tagline
WETA

Search LD OnLine

Get our free newsletter

Clues to Dyslexia from Second Grade On

By: Sally E. Shaywitz

The specific signs of dyslexia, both weaknesses and strengths, in any one individual will vary according to the age and educational level of that person. The five-year-old who can't quite learn his letters becomes the six-year-old who can't match sounds to letters and the fourteen-year-old who dreads reading out loud and the twenty-four-year-old who reads excruciatingly slowly.

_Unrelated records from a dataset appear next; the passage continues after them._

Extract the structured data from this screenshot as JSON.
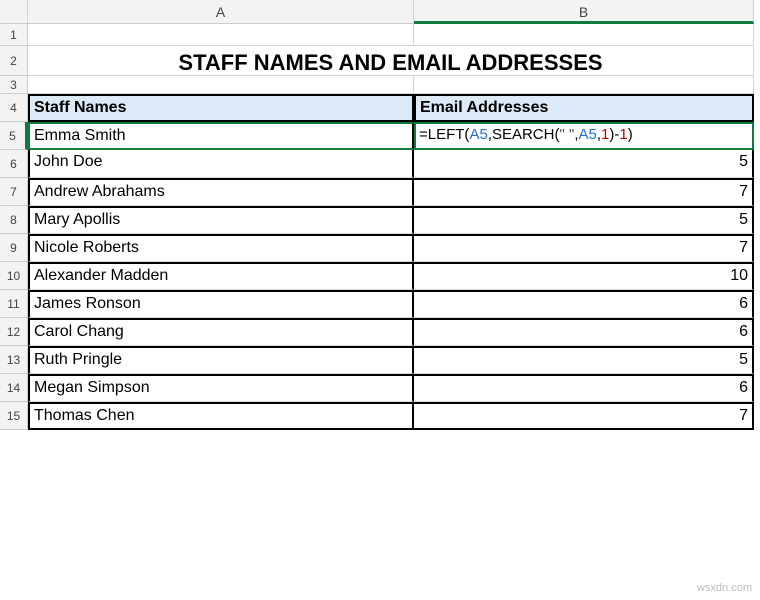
{
  "columns": {
    "A": "A",
    "B": "B"
  },
  "title": "STAFF NAMES AND EMAIL ADDRESSES",
  "headers": {
    "staff": "Staff Names",
    "email": "Email Addresses"
  },
  "active_formula": {
    "parts": [
      {
        "t": "=LEFT(",
        "cls": "fn"
      },
      {
        "t": "A5",
        "cls": "ref"
      },
      {
        "t": ",SEARCH(",
        "cls": "fn"
      },
      {
        "t": "\" \"",
        "cls": "str-lit"
      },
      {
        "t": ",",
        "cls": "fn"
      },
      {
        "t": "A5",
        "cls": "ref"
      },
      {
        "t": ",",
        "cls": "fn"
      },
      {
        "t": "1",
        "cls": "num-lit"
      },
      {
        "t": ")-",
        "cls": "fn"
      },
      {
        "t": "1",
        "cls": "num-lit"
      },
      {
        "t": ")",
        "cls": "fn"
      }
    ]
  },
  "rows": [
    {
      "n": "5",
      "name": "Emma Smith",
      "val": null
    },
    {
      "n": "6",
      "name": "John Doe",
      "val": "5"
    },
    {
      "n": "7",
      "name": "Andrew Abrahams",
      "val": "7"
    },
    {
      "n": "8",
      "name": "Mary Apollis",
      "val": "5"
    },
    {
      "n": "9",
      "name": "Nicole Roberts",
      "val": "7"
    },
    {
      "n": "10",
      "name": "Alexander Madden",
      "val": "10"
    },
    {
      "n": "11",
      "name": "James Ronson",
      "val": "6"
    },
    {
      "n": "12",
      "name": "Carol Chang",
      "val": "6"
    },
    {
      "n": "13",
      "name": "Ruth Pringle",
      "val": "5"
    },
    {
      "n": "14",
      "name": "Megan Simpson",
      "val": "6"
    },
    {
      "n": "15",
      "name": "Thomas Chen",
      "val": "7"
    }
  ],
  "rowNums": {
    "r1": "1",
    "r2": "2",
    "r3": "3",
    "r4": "4"
  },
  "watermark": "wsxdn.com"
}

The threads persist throughout a person's life.

The following are some clues to dyslexia for children in second grade and beyond.

Problems in speaking

  • Mispronunciation of long, unfamiliar, or complicated words; the fracturing of words – leaving out parts of words or confusing the order of the parts of words; for example, aluminum becomes amulium
  • Speech that is not fluent – pausing or hesitating often when speaking, lots of um's during speech, no glibness
  • The use of imprecise language, such as vague references to stuff or things instead of the proper name of an object
  • Not being able to find the exact word, such as confusing words that sound alike: saying tornado instead of volcano, substituting lotion for ocean, or humanity for humidity
  • The need for time to summon an oral response or the inability to come up with a verbal response quickly when questioned
  • Difficulty in remembering isolated pieces of verbal information (rote memory) – trouble remembering dates, names, telephone numbers, random lists

Problems in reading

  • Very slow progress in acquiring reading skills
  • The lack of a strategy to read new words
  • Trouble reading unknown (new, unfamiliar) words that must be sounded out; making wild stabs or guesses at reading a word; failure to systematically sound out words
  • The inability to read small "function" words such as that, an, in
  • Stumbling on reading multisyllable words, or the failure to come close to sounding out the full word
  • Omitting parts of words when reading; the failure to decode parts within a word, as if someone had chewed a hole in the middle of the word, such as conible for convertible
  • A terrific fear of reading out loud; the avoidance of oral reading
  • Oral reading filled with substitutions, omissions, and mispronunciations
  • Oral reading that is choppy and labored, not smooth or fluent
  • Oral reading that lacks inflections and sounds like the reading of a foreign language
  • A reliance on context to discern the meaning of what is read
  • A better ability to understand words in context than to read isolated single words
  • Disproportionately poor performance on multiple choice tests
  • The inability to finish tests on time
  • The substitution of words with the same meaning for words in the text he can't pronounce, such as car for automobile
  • Disastrous spelling, with words not resembling true spelling; some spellings may be missed by spell check
  • Trouble reading mathematics word problems
  • Reading that is very slow and tiring
  • Homework that never seems to end, or with parents often recruited as readers
  • Messy handwriting despite what may be an excellent facility at word processing – nimble fingers
  • Extreme difficulty learning a foreign language
  • A lack of enjoyment in reading, and the avoidance of reading books or even a sentence
  • The avoidance of reading for pleasure, which seems too exhausting
  • Reading whose accuracy improves over time, though it continues to lack fluency and is laborious
  • Lowered self-esteem, with pain that is not always visible to others
  • A history of reading, spelling, and foreign language problems in family members

Strengths

In addition to looking for signs of a phonologic weakness, here are some signs of strength to look for and applaud in your child:

  • Excellent thinking skills: conceptualization, reasoning, imagination, abstraction
  • Learning that is accomplished best through meaning rather than rote memorization
  • Ability to get the "big picture"
  • A high level of understanding of what is read to him
  • The ability to read and to understand at a high level over learned (that is, highly practiced) words in a special area of interest; for example, if his hobby is restoring cars, he may be able to read auto mechanics magazines
  • Improvement as an area of interest becomes more specialized and focused, when he develops a miniature vocabulary that he can read
  • A surprisingly sophisticated listening vocabulary
  • Excellence in areas not dependant on reading, such as math, computers, and visual arts, or excellence in more conceptual (versus factoid-driven) subjects such as philosophy, biology, social studies, neuroscience, and creative writing

Many of the above indicate strengths in higher-level thinking processes.

Excerpted and adapted from: Overcoming Dyslexia: A New and Complete Science-Based Program for Reading Problems at Any Level